The suit says the Vermont law is unconstitutional, because it forces food companies to label their products without a compelling government interest.
“Vermont’s mandatory GMO labeling law – Act 120 – is a costly and misguided measure that will set the nation on a path toward a 50-state patchwork of GMO labeling policies that do nothing to advance the health and safety of consumers,” the Grocery Manufacturers Association said in a statement.
The GMA was joined in the lawsuit by the Snack Food Association, the Intenational Dairy Foods Association, and the National Association of Manufacturers.
The 21 page complaint says the law violates the Constitution on a number of counts. It says the supremacy clause of the Constitution pre-empts Vermont from enacting a state labeling requirement. It says the law would restrict trade between states, and therefore violates the commerce clause of the Constitution, and it says the law illegally regulates commercial speech.

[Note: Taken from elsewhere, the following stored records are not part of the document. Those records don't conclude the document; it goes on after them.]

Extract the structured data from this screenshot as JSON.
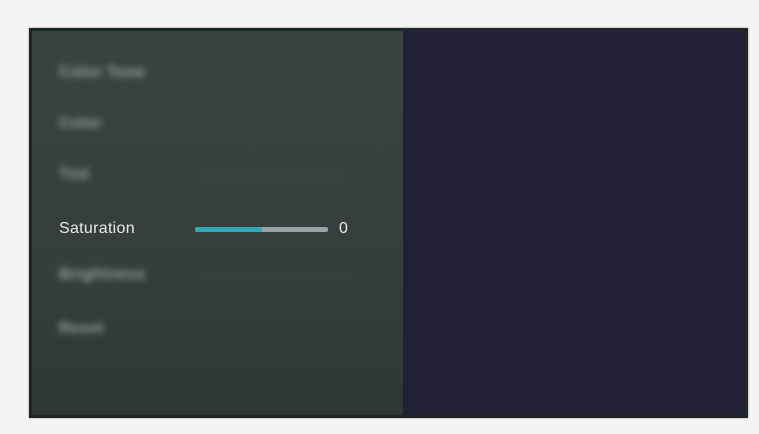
{
  "menu": {
    "items": [
      {
        "label": "Color Tone"
      },
      {
        "label": "Color"
      },
      {
        "label": "Tint"
      },
      {
        "label": "Saturation",
        "value": "0",
        "level_fraction": 0.5
      },
      {
        "label": "Brightness"
      },
      {
        "label": "Reset"
      }
    ]
  },
  "colors": {
    "menu_background": "#3a4342",
    "preview_background": "#222035",
    "slider_fill": "#2fa9b9",
    "slider_track": "#9aa3a3"
  }
}
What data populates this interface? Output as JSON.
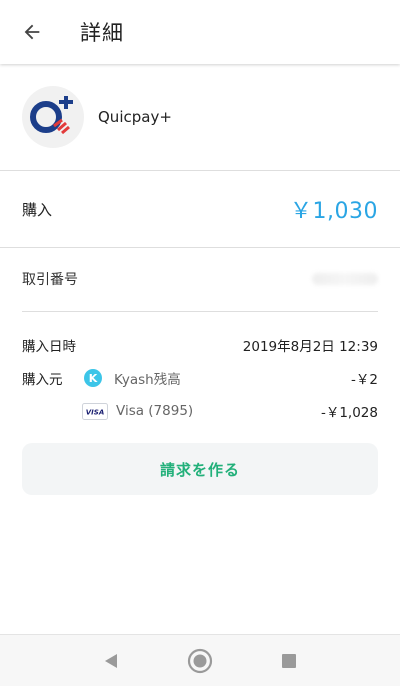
{
  "appbar": {
    "title": "詳細",
    "back_icon": "arrow-left-icon"
  },
  "merchant": {
    "name": "Quicpay+",
    "logo_icon": "quicpay-logo-icon"
  },
  "purchase": {
    "label": "購入",
    "amount": "￥1,030",
    "amount_color": "#2aa5e4"
  },
  "transaction": {
    "label": "取引番号"
  },
  "details": {
    "datetime_label": "購入日時",
    "datetime_value": "2019年8月2日 12:39",
    "source_label": "購入元",
    "sources": [
      {
        "name": "Kyash残高",
        "amount": "-￥2",
        "icon": "kyash-icon"
      },
      {
        "name": "Visa (7895)",
        "amount": "-￥1,028",
        "icon": "visa-card-icon"
      }
    ]
  },
  "request_button": {
    "label": "請求を作る",
    "color": "#22b07a"
  },
  "navbar": {
    "back_icon": "triangle-back-icon",
    "home_icon": "circle-home-icon",
    "recents_icon": "square-recents-icon"
  }
}
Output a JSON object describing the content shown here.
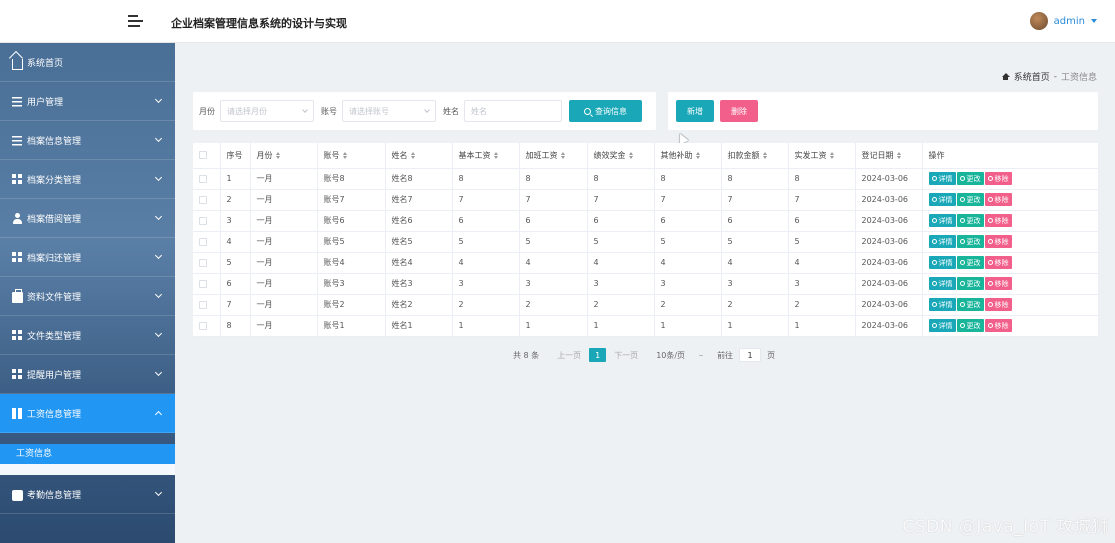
{
  "header": {
    "title": "企业档案管理信息系统的设计与实现",
    "username": "admin"
  },
  "sidebar": {
    "items": [
      {
        "label": "系统首页",
        "icon": "home-icon"
      },
      {
        "label": "用户管理",
        "icon": "sliders-icon"
      },
      {
        "label": "档案信息管理",
        "icon": "list-icon"
      },
      {
        "label": "档案分类管理",
        "icon": "grid-icon"
      },
      {
        "label": "档案借阅管理",
        "icon": "person-icon"
      },
      {
        "label": "档案归还管理",
        "icon": "grid-icon"
      },
      {
        "label": "资料文件管理",
        "icon": "briefcase-icon"
      },
      {
        "label": "文件类型管理",
        "icon": "grid-icon"
      },
      {
        "label": "提醒用户管理",
        "icon": "grid-icon"
      },
      {
        "label": "工资信息管理",
        "icon": "book-icon"
      },
      {
        "label": "考勤信息管理",
        "icon": "printer-icon"
      }
    ],
    "submenu_item": "工资信息"
  },
  "breadcrumb": {
    "root": "系统首页",
    "separator": "-",
    "current": "工资信息"
  },
  "search": {
    "month_label": "月份",
    "month_placeholder": "请选择月份",
    "account_label": "账号",
    "account_placeholder": "请选择账号",
    "name_label": "姓名",
    "name_placeholder": "姓名",
    "query_button": "查询信息"
  },
  "actions": {
    "add_button": "新增",
    "delete_button": "删除"
  },
  "table": {
    "headers": [
      "序号",
      "月份",
      "账号",
      "姓名",
      "基本工资",
      "加班工资",
      "绩效奖金",
      "其他补助",
      "扣款金额",
      "实发工资",
      "登记日期",
      "操作"
    ],
    "rows": [
      [
        "1",
        "一月",
        "账号8",
        "姓名8",
        "8",
        "8",
        "8",
        "8",
        "8",
        "8",
        "2024-03-06"
      ],
      [
        "2",
        "一月",
        "账号7",
        "姓名7",
        "7",
        "7",
        "7",
        "7",
        "7",
        "7",
        "2024-03-06"
      ],
      [
        "3",
        "一月",
        "账号6",
        "姓名6",
        "6",
        "6",
        "6",
        "6",
        "6",
        "6",
        "2024-03-06"
      ],
      [
        "4",
        "一月",
        "账号5",
        "姓名5",
        "5",
        "5",
        "5",
        "5",
        "5",
        "5",
        "2024-03-06"
      ],
      [
        "5",
        "一月",
        "账号4",
        "姓名4",
        "4",
        "4",
        "4",
        "4",
        "4",
        "4",
        "2024-03-06"
      ],
      [
        "6",
        "一月",
        "账号3",
        "姓名3",
        "3",
        "3",
        "3",
        "3",
        "3",
        "3",
        "2024-03-06"
      ],
      [
        "7",
        "一月",
        "账号2",
        "姓名2",
        "2",
        "2",
        "2",
        "2",
        "2",
        "2",
        "2024-03-06"
      ],
      [
        "8",
        "一月",
        "账号1",
        "姓名1",
        "1",
        "1",
        "1",
        "1",
        "1",
        "1",
        "2024-03-06"
      ]
    ],
    "op_labels": {
      "detail": "详情",
      "edit": "更改",
      "remove": "移除"
    }
  },
  "pagination": {
    "total": "共 8 条",
    "prev": "上一页",
    "current": "1",
    "next": "下一页",
    "page_size": "10条/页",
    "goto_label": "前往",
    "goto_value": "1",
    "page_label": "页"
  },
  "watermark": "CSDN @Java_IoT 攻城狮",
  "colors": {
    "accent": "#1aa8b8",
    "danger": "#f25f8a",
    "edit": "#19b59a",
    "active_menu": "#2196f3"
  }
}
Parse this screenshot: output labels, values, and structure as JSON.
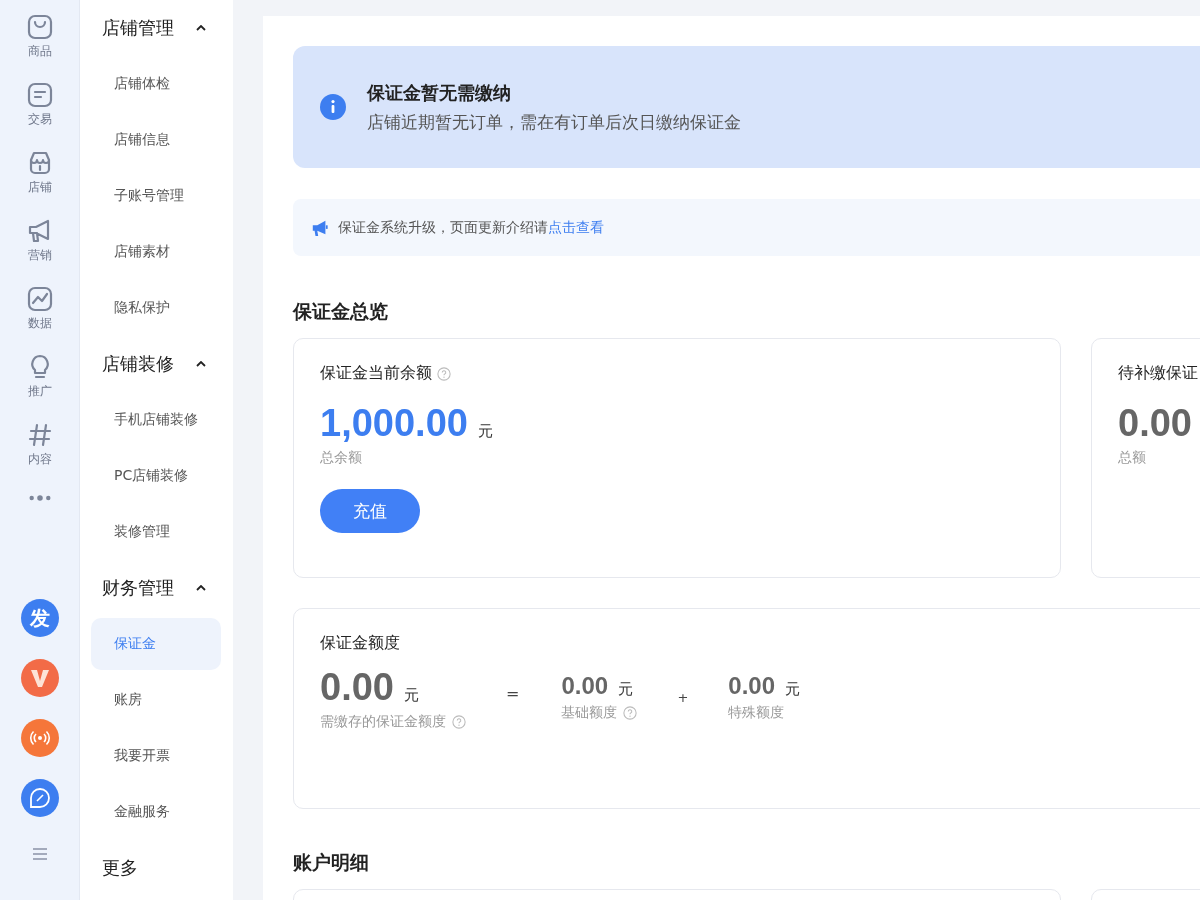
{
  "rail": {
    "items": [
      {
        "label": "商品"
      },
      {
        "label": "交易"
      },
      {
        "label": "店铺"
      },
      {
        "label": "营销"
      },
      {
        "label": "数据"
      },
      {
        "label": "推广"
      },
      {
        "label": "内容"
      }
    ],
    "apps": [
      {
        "kind": "text",
        "text": "发",
        "color": "#3d7ef0"
      },
      {
        "kind": "logo",
        "color": "#f26b47"
      },
      {
        "kind": "signal",
        "color": "#f5763a"
      },
      {
        "kind": "compass",
        "color": "#3d7ef0"
      }
    ]
  },
  "submenu": {
    "groups": [
      {
        "title": "店铺管理",
        "expanded": true,
        "items": [
          {
            "label": "店铺体检",
            "selected": false
          },
          {
            "label": "店铺信息",
            "selected": false
          },
          {
            "label": "子账号管理",
            "selected": false
          },
          {
            "label": "店铺素材",
            "selected": false
          },
          {
            "label": "隐私保护",
            "selected": false
          }
        ]
      },
      {
        "title": "店铺装修",
        "expanded": true,
        "items": [
          {
            "label": "手机店铺装修",
            "selected": false
          },
          {
            "label": "PC店铺装修",
            "selected": false
          },
          {
            "label": "装修管理",
            "selected": false
          }
        ]
      },
      {
        "title": "财务管理",
        "expanded": true,
        "items": [
          {
            "label": "保证金",
            "selected": true
          },
          {
            "label": "账房",
            "selected": false
          },
          {
            "label": "我要开票",
            "selected": false
          },
          {
            "label": "金融服务",
            "selected": false
          }
        ]
      }
    ],
    "more": "更多"
  },
  "banner": {
    "title": "保证金暂无需缴纳",
    "text": "店铺近期暂无订单，需在有订单后次日缴纳保证金"
  },
  "notice": {
    "text": "保证金系统升级，页面更新介绍请",
    "link": "点击查看"
  },
  "overview": {
    "heading": "保证金总览",
    "balance": {
      "title": "保证金当前余额",
      "help": true,
      "value": "1,000.00",
      "unit": "元",
      "label": "总余额",
      "button": "充值"
    },
    "pending": {
      "title": "待补缴保证",
      "value": "0.00",
      "label": "总额"
    }
  },
  "quota": {
    "title": "保证金额度",
    "total": {
      "value": "0.00",
      "unit": "元",
      "label": "需缴存的保证金额度",
      "help": true
    },
    "equals": "=",
    "base": {
      "value": "0.00",
      "unit": "元",
      "label": "基础额度",
      "help": true
    },
    "plus": "+",
    "special": {
      "value": "0.00",
      "unit": "元",
      "label": "特殊额度",
      "help": false
    }
  },
  "details": {
    "heading": "账户明细"
  }
}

“Act 120 imposes burdensome new speech requirements – and restrictions – that will affect, by Vermont’s count, eight out of every ten foods at the grocery store. Yet Vermont has effectively conceded this law has no basis in health, safety, or science. That is why a number of product categories, including milk, meat, restaurant items and alcohol, are exempt from the law. This means that many foods containing GMO ingredients will not actually disclose that fact.”
The federal complaint says federal regulatory agencies – the Food and Drug Administration and the Environmental Protection Agency – have reviewed GMOs and found them safe.
The legislature passed the labeling requirement this year, and Gov. Peter Shumlin signed into law in May. The attorney general’s office expected a legal challenge. The state set up a legal defense fund to defend the law.